Speculators and developers have bought thousands of acres of Merced farmland and realize a state subsidy on property tax under the Williamson Act. County supervisors only voted in the Williamson Act in 2000, 35 years after the act was established to help farmers keep their land in agricultural production. It was sold politically under the entirely bogus theory that it would be “mitigation for UC Merced,” language not appearing in the legislation nor contemplated in its intent. However, it was very popular among a select group of large landowners and land speculators, who, by 2000 could not be distinguished one from the other.
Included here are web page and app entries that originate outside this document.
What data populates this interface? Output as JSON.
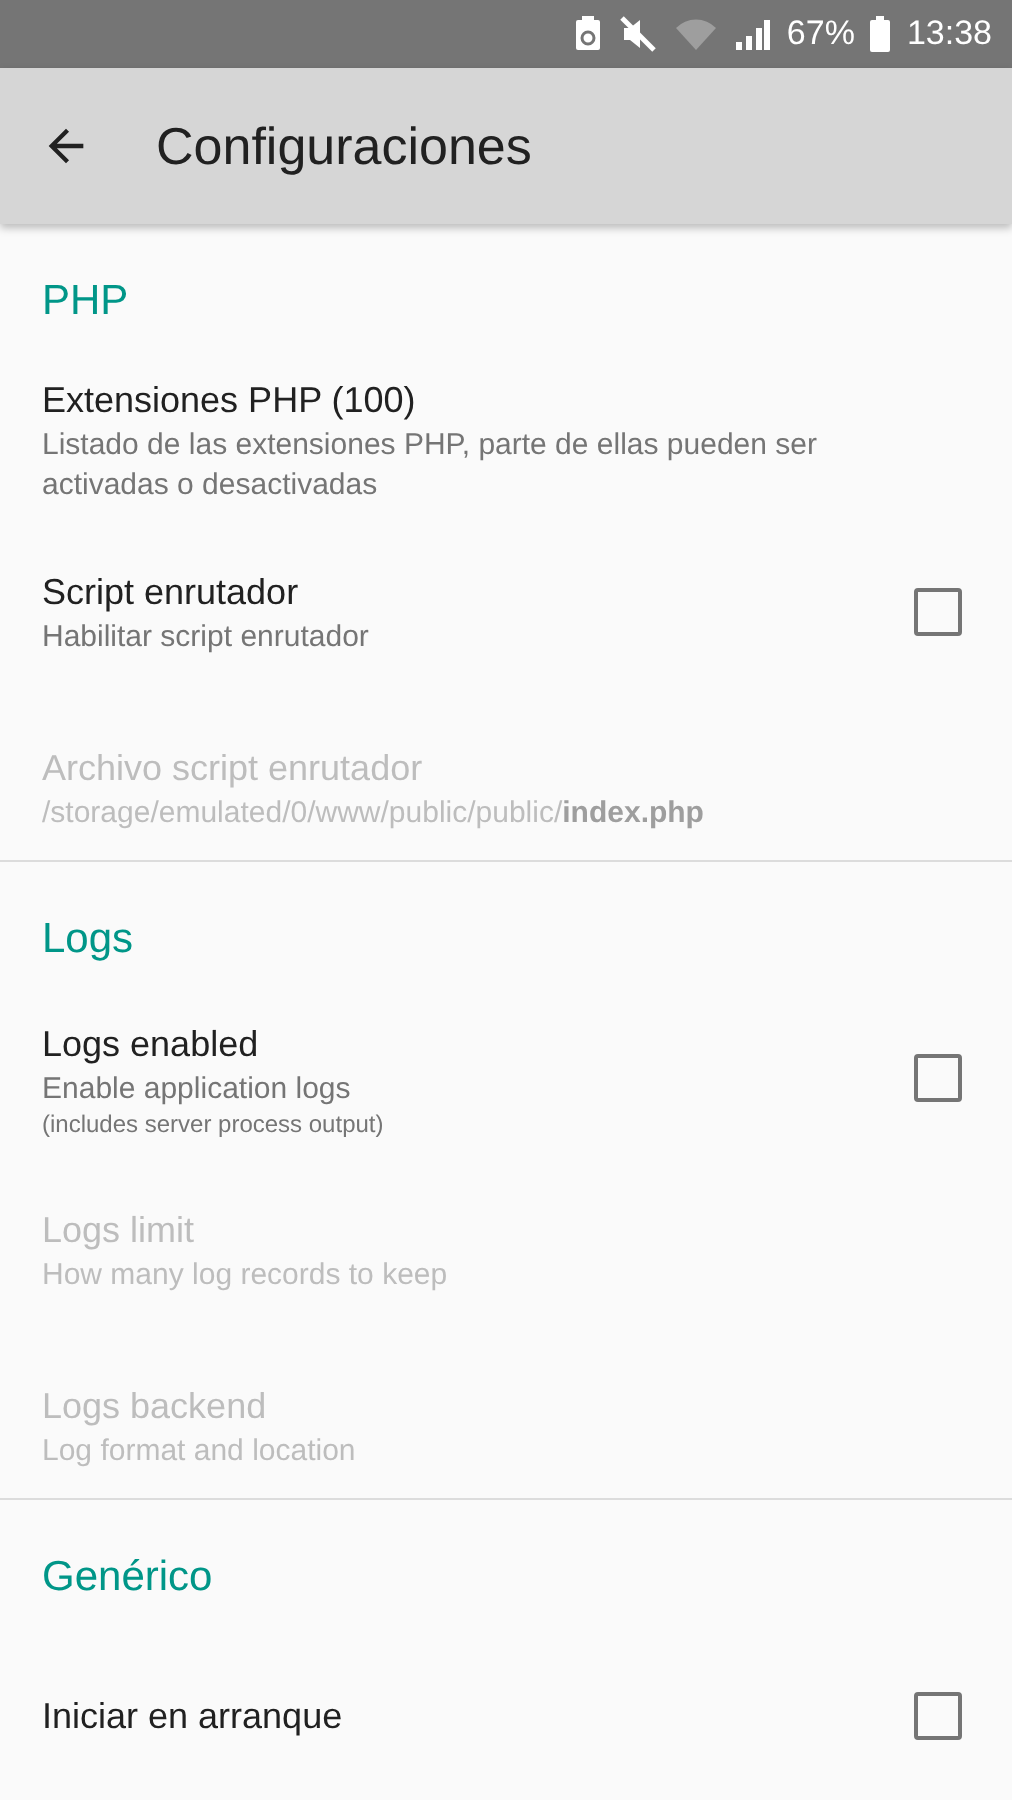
{
  "status_bar": {
    "battery": "67%",
    "time": "13:38"
  },
  "toolbar": {
    "title": "Configuraciones"
  },
  "sections": [
    {
      "title": "PHP",
      "items": [
        {
          "kind": "text",
          "title": "Extensiones PHP (100)",
          "summary": "Listado de las extensiones PHP, parte de ellas pueden ser activadas o desactivadas",
          "disabled": false
        },
        {
          "kind": "checkbox",
          "title": "Script enrutador",
          "summary": "Habilitar script enrutador",
          "disabled": false,
          "checked": false
        },
        {
          "kind": "text",
          "title": "Archivo script enrutador",
          "summary": "/storage/emulated/0/www/public/public/**index.php**",
          "disabled": true
        }
      ]
    },
    {
      "title": "Logs",
      "items": [
        {
          "kind": "checkbox",
          "title": "Logs enabled",
          "summary": "Enable application logs",
          "note": "(includes server process output)",
          "disabled": false,
          "checked": false
        },
        {
          "kind": "text",
          "title": "Logs limit",
          "summary": "How many log records to keep",
          "disabled": true
        },
        {
          "kind": "text",
          "title": "Logs backend",
          "summary": "Log format and location",
          "disabled": true
        }
      ]
    },
    {
      "title": "Genérico",
      "items": [
        {
          "kind": "checkbox",
          "title": "Iniciar en arranque",
          "disabled": false,
          "checked": false
        }
      ]
    }
  ]
}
The late passage of the Williamson Act in Merced County, for corrupted reasons, raises the question of what Merced farmers and ranchers might have been able to achieve with 35 years of property tax savings, had supervisors supported agriculture from the act’s inception.
Watching the founding of UC Merced led some members of the public to revise their entire theory of the American university, deciding that there are really only two divisions left: Science and Technology incubating new high-tech, bio-tech engines of growth; while all departments of what was once called Humanities have become nothing but propaganda incubators. Could a university with a beginning as destructive as UC Merced ever produce anything but weapons of mass destruction? We put our hope in Rep. RichPAC Pombo, R-Tracy and his local supporters: let those super patriots become neighbors of UC’s new level-4 biodefense laboratory. We prefer not to. There is something about proximity to Ebola that does not inspire confidence in a UC education.
After nine months of campus operation, UC Merced’s chancellor, provost, one vice chancellor, its environmental compliance officer and the dean of social sciences have fled. Why? It’s just another dumb question.
Planada...Chris Collins...In Brief
Planada board to hold meeting about development
The Planada Municipal Advisory Council will host a meeting June 29 to discuss the proposed Geneva Estates development.
The meeting will be held at 7 p.m. in the Planada Community Hall at the Senior Annex Building.
For more information, call 385-7366. -- Chris Collins
Hot housing likely to cool...Leslie Albrecht
Housing prices have soared to 77 percent above where they should be, which means Merced is "at risk for a price correction," according to the study released earlier this week by financial services company National City and economic information company Global Insight. When prices dip, they'll probably sink about 35 percent to 40 percent over a period of three years, said DeKaser.Developers and real estate agents alike have been forced to slash prices lately.
Grand Jury scolds planners over service...Chris Collins
A report released by the Merced County Civil Grand Jury accuses the county Planning Department of poor customer service, using faulty computer records, and refusing to carry out an order issued by the five-member Planning Commission.
UCM pledges increase fourfold...Corinne Reilly
Fundraising efforts at UC Merced this year have drawn the most private support in the university's history, with total donations for the year at more than $19 million, according to university officials. Of the 612 gifts made by 462 private donors this year, the largest - at $5 million - will support the university's proposed medical school. The national corporation that made the donation will be publicly announced soon, said Garamendi. Systemwide, UC has brought in more than $1 billion a year for the past five years, according to the UC Office of the President.